by Thomas Wailgum

Risky Business: Target Dumps, Reboots on E-Commerce

Aug 10, 20093 mins
Data CenterEnterprise ApplicationsOutsourcing

It's a story that sounds all too familiar to Toys R Us and Borders: Target has decided to step away from and bring its e-commerce efforts in house. History tells us it's a complex, expensive and risky decision for Target. has been down this road before: Like one-time Amazon e-commerce “partners” Toys R Us and Borders before them, Target executives announced last week that the world’s second-largest retailer plans to say adios to and “build and manage its own platform for,” with an expected launch date before the 2011 holiday season.

In case you weren’t aware, Amazon had been running all of’s e-commerce technology operations since 2001.

Amazon had similar, long-term outsourcing arrangements with Toys R Us and Borders through the years. The Toys R Us partnership ended acrimoniously, with a nasty lawsuit to boot.

The Borders-Amazon separation was less cantankerous when Borders execs privately decided to split in 2006 and publicly announced it in 2007. But everything since has gone horribly for Borders, already struggling when it debuted its brand-new in May 2008. (See Inside the E-Commerce Strategy That Could Save Borders, Part 1 and Part 2.)’s first holiday season with the revamped website lacked any good cheer: Sales declined 12 percent year over year; comparable store sales at Borders superstores, a key retail metric, showed a decline of 14.4 percent; and to top it off, Borders heard from the New York Stock Exchange that it was closer to being delisted. A house cleaning in the upper ranks followed in early 2009: Among the high-level positions eliminated were the CIO and SVP of e-business.

As executives at Target have likely realized, the e-commerce arrangement with Amazon was heavily tilted in Amazon’s favor. As I wrote in the Borders profile:

In retrospect, the “partnership” with seems like anything but. Amazon did everything for Borders—inventory management, content development, back-end fulfillment and customer service—and grew its business into the juggernaut it is today. The wealth of intellectual capital and hard-earned lessons that Amazon realized over the years from selling to Borders’ online customers stayed inside Amazon’s Seattle headquarters. All Borders got out of the deal was a percentage of sales.

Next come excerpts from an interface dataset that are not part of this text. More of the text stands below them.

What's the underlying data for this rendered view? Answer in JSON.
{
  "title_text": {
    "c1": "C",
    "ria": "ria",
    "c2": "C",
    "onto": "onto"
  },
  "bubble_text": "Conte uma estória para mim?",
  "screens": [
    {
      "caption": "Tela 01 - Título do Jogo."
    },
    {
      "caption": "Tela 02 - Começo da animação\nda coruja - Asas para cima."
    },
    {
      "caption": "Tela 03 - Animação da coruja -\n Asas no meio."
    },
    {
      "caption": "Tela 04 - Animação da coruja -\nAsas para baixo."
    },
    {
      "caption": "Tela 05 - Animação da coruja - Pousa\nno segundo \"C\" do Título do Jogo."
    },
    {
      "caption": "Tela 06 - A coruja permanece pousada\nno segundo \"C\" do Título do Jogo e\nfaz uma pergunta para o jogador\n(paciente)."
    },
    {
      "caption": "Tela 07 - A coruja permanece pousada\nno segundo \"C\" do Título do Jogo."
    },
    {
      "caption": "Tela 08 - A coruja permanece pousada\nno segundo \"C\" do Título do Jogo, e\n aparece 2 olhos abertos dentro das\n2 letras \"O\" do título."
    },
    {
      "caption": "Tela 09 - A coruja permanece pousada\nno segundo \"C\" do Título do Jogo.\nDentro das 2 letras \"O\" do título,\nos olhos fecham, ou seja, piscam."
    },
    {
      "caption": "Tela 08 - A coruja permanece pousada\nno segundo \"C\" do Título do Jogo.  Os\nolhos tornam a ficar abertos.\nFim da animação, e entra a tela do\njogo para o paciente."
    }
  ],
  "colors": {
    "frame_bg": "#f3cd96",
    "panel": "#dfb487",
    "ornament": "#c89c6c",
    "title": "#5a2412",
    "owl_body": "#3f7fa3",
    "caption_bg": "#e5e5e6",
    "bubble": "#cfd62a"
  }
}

Target will now have to spend millions (if not billions) to build out its new e-commerce infrastructure during the next two years—integrating the various ERP, customer relationship, retail analytics and supply chain systems. And, of course, one of its chief competitors—besides Wal-Mart—will be, which continues to dominate all comers online.

In a 2002 interview with, Amazon’s then-VP of business development, Owen Van Natta, said that his company’s e-commerce partnering strategy was highly selective. Name-brand companies “that are really committed to the customer experience,” Van Natta noted, “those are also the partners that tend to really appreciate.”

In retrospect, one has to appreciate that the strategy has been nothing short of brilliant—on Amazon’s part.

For Amazon’s early partners—such as Toys R Us, Borders and now Target—the e-commerce future looks pretty dull.

Do you Tweet? Follow me on Twitter @twailgum. Follow everything from on Twitter @CIOonline.